Fate versus freewill. Religious theorists and philosophers have contemplated the idea for centuries, and this weekend The Adjustment Bureau tries to tackle the debate.
Fate versus freewill. Religious theorists and philosophers have contemplated the idea for centuries, and this weekend The Adjustment Bureau tries to tackle the debate. What would you do if you found out your entire life were planned for you? And what if the plan wasn't what you wanted? The weighty subject matter should give you plenty to chew on, but The Adjustment Bureau isn't adept enough to handle the issue. Instead, we get a generic story.
Based on a short story by Philip K. Dick (the sci-fi writer also behind Blade Runner and Minority Report), The Adjustment Bureau stars Matt Damon as David Norris, a politician who crosses paths with a ballerina named Elise (Emily Blunt) in a men's bathroom. Instant sparks ignite, so when they bump into each other again on a bus, David is convinced that fate is intervening. But really, it's a mistake of chance — and it must be corrected. In come suited agents led by Richardson (John Slattery). They're men in charge of monitoring the world (the film suggests they're angels) to make sure everyone proceeds on the path predetermined for them. Since David has fallen off course, they must make sure he forgets about Elise for the sake of his political career. But unfortunately for them, David is quite the smitten schoolboy and isn't willing to let her go.

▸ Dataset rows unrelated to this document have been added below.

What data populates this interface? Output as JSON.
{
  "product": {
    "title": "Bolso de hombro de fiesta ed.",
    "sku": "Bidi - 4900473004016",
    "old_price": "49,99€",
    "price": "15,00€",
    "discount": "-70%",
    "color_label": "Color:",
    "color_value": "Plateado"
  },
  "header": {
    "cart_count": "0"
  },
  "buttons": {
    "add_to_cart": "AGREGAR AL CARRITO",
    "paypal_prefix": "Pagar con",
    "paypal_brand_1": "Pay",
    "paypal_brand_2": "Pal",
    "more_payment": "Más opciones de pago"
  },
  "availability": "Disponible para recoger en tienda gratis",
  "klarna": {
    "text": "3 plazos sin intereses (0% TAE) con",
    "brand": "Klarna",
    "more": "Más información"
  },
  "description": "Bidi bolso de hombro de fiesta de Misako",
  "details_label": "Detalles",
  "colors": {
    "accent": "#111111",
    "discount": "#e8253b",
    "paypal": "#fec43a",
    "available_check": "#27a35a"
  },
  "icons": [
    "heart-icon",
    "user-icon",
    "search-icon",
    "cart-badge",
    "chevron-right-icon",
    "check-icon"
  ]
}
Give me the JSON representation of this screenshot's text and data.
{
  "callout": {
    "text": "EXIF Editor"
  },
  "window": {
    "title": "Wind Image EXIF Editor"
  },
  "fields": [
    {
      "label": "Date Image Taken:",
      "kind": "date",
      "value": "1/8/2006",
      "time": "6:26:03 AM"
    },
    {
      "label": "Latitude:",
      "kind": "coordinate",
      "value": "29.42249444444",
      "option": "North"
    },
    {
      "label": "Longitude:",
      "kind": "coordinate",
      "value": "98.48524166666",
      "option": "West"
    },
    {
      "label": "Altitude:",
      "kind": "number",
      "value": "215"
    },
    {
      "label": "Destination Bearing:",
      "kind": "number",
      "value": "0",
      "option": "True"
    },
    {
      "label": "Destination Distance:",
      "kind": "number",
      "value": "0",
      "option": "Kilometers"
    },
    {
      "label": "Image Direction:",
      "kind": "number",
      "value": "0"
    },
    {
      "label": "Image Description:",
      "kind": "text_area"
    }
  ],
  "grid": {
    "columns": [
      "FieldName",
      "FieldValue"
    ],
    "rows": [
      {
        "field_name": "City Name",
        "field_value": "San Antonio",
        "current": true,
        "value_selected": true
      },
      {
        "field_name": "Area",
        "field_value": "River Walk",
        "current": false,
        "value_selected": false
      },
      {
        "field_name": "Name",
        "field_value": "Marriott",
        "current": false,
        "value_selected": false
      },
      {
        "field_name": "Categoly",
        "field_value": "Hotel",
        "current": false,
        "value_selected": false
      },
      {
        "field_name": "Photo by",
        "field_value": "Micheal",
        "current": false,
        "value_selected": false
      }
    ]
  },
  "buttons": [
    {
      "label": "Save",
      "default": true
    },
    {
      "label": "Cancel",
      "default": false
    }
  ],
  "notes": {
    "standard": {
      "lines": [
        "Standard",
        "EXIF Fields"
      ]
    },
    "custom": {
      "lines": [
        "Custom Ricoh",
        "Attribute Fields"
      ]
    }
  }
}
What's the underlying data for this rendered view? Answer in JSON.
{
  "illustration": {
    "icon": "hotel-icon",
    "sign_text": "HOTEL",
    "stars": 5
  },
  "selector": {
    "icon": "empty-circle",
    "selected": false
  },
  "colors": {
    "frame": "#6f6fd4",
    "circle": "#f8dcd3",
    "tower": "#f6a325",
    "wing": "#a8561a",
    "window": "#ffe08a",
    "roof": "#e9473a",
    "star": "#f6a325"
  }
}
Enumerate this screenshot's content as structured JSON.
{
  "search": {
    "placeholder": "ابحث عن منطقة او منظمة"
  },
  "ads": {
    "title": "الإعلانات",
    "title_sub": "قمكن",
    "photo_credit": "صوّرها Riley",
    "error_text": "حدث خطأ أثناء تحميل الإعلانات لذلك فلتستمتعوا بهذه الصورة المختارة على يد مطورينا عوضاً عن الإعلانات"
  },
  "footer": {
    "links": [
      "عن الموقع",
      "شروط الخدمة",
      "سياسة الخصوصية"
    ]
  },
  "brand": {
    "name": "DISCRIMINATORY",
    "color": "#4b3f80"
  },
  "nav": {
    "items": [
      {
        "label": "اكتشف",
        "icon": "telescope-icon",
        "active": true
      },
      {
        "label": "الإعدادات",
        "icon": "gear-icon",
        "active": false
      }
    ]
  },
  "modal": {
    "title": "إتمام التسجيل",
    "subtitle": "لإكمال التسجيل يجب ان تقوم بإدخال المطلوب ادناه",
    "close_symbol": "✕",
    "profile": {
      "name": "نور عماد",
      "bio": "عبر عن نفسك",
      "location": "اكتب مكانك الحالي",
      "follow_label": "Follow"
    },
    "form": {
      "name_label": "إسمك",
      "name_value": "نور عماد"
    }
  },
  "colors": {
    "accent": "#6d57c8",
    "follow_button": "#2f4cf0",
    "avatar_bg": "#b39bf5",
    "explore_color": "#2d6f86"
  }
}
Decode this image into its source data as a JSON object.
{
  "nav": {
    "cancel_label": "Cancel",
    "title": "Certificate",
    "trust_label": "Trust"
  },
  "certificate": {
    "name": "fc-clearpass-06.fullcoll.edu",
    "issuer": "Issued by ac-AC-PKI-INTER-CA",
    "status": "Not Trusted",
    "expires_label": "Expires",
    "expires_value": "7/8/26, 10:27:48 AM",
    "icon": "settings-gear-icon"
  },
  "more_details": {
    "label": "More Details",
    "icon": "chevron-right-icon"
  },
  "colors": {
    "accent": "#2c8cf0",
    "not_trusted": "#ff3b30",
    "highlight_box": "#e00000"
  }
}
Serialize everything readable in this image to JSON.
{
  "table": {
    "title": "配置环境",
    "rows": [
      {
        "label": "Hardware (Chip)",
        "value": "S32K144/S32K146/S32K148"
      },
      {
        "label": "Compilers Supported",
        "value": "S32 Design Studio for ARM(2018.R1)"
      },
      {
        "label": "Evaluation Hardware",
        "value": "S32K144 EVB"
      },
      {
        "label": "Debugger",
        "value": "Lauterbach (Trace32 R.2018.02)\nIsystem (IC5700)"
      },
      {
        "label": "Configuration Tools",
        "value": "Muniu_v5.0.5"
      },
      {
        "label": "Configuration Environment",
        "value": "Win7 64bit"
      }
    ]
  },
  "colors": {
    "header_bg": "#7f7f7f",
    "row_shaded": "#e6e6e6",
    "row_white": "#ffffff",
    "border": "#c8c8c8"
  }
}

For my thoughts on the film's problems and Damon's performance, read more